● What the task requires
Scan the entries below. List each line with "watermark".

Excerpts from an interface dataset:
-------

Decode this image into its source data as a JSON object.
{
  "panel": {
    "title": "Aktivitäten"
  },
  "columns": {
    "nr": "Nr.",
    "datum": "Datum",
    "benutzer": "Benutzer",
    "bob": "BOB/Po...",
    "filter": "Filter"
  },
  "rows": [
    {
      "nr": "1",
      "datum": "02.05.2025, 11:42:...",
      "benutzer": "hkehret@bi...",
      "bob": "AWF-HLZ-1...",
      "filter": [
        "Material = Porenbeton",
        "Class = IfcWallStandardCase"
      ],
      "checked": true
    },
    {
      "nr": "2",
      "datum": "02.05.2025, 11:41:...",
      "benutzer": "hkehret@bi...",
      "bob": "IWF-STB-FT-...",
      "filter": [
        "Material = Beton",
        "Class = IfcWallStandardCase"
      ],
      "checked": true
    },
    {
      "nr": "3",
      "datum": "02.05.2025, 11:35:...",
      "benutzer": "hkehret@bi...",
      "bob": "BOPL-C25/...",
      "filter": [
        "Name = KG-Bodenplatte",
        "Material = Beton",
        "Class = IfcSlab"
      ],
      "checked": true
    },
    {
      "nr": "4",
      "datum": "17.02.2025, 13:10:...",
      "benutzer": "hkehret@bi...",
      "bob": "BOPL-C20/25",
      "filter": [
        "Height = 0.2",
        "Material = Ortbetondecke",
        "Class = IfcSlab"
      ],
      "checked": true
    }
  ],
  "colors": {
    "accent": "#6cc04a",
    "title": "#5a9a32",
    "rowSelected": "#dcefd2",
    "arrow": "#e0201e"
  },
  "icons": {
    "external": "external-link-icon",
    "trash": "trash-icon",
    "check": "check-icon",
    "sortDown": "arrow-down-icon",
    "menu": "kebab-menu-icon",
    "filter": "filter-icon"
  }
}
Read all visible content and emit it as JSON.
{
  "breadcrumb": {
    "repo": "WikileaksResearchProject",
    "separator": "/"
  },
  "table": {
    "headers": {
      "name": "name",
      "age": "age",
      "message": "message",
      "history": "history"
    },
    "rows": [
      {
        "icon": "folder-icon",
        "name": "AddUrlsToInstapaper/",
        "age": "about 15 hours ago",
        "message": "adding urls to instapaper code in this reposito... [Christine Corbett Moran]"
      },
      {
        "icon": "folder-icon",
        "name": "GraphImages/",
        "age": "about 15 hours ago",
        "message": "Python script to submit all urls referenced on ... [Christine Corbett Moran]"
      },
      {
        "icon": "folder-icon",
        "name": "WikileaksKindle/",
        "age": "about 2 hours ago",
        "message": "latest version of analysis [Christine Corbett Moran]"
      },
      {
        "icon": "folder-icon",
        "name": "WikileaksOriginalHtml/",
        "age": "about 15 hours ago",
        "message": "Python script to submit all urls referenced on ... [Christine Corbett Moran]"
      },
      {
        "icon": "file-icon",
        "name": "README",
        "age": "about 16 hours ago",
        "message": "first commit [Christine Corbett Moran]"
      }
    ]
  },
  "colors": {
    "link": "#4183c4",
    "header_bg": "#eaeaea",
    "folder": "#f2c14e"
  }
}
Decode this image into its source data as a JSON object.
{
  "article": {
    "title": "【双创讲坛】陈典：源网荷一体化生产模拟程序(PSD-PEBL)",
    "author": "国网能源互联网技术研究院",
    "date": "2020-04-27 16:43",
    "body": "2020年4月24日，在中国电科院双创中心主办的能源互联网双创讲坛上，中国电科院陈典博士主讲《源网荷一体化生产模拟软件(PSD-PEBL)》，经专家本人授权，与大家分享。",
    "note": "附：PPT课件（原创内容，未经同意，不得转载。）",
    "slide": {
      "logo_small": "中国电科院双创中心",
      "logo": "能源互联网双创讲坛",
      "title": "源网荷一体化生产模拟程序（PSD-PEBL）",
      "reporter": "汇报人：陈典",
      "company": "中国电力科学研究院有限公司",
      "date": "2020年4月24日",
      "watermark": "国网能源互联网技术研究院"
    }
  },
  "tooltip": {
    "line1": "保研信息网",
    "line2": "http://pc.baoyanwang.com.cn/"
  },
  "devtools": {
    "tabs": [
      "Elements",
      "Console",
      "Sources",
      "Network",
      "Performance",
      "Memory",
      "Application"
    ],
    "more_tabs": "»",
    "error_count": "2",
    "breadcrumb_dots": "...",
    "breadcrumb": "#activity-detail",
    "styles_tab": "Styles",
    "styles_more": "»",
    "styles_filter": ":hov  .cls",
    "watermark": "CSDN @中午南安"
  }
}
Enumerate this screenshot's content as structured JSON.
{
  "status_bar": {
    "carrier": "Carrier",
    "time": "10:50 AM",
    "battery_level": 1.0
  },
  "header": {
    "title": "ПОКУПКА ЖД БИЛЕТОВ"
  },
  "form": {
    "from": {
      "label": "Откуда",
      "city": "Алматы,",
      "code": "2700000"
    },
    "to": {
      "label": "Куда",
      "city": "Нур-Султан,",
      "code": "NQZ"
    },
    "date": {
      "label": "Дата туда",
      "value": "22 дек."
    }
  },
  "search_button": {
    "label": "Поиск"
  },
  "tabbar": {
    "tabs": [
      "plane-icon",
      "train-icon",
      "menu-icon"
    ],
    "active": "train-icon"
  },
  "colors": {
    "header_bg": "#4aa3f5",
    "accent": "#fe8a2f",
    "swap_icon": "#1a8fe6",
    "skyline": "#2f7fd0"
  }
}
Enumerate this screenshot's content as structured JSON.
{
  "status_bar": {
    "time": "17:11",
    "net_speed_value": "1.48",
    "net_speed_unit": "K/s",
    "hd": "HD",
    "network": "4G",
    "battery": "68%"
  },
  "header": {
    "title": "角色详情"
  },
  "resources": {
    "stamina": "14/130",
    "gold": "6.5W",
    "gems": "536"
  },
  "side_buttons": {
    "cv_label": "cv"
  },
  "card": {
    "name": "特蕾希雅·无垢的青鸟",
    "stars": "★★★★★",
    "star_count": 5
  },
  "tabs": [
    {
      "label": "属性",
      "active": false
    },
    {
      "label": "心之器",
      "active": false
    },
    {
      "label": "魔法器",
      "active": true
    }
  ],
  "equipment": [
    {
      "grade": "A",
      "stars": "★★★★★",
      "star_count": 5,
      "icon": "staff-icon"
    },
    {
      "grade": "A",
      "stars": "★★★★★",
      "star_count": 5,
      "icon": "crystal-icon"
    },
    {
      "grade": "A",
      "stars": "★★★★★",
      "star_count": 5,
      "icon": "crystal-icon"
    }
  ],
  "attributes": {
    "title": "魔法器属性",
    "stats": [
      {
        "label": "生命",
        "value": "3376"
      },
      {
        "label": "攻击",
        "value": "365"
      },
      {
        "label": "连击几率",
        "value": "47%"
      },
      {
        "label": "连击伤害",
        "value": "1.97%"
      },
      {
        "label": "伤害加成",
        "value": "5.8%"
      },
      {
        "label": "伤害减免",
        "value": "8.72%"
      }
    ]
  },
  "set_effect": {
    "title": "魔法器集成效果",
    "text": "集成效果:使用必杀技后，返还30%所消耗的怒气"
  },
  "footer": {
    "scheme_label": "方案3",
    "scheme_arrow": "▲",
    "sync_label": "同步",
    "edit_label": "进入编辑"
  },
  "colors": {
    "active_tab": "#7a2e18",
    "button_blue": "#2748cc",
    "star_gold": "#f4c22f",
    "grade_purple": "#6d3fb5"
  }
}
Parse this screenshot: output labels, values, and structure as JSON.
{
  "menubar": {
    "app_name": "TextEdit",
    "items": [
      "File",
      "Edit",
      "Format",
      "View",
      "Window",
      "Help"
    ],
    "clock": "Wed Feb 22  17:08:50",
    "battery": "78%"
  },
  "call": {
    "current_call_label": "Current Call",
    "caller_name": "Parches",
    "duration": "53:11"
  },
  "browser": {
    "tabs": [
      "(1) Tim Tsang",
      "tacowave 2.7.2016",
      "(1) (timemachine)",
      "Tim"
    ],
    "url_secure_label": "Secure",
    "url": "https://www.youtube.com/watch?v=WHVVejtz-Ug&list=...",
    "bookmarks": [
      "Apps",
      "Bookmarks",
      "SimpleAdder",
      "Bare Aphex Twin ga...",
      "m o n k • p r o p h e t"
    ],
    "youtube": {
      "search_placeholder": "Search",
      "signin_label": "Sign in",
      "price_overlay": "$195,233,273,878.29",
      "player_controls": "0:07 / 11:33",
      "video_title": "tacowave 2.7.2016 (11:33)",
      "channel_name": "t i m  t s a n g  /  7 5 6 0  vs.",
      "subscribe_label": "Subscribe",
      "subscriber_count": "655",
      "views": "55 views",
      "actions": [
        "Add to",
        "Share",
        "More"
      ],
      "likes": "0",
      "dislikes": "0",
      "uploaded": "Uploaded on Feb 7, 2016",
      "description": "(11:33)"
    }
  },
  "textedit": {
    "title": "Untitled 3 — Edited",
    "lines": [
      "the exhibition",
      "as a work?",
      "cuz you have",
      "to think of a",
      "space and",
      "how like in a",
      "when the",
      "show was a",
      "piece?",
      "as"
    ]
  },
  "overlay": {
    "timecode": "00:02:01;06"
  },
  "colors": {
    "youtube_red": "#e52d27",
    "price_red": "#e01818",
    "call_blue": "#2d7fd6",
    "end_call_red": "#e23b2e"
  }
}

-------

● Result below
      "watermark": "国网能源互联网技术研究院"
    "watermark": "CSDN @中午南安"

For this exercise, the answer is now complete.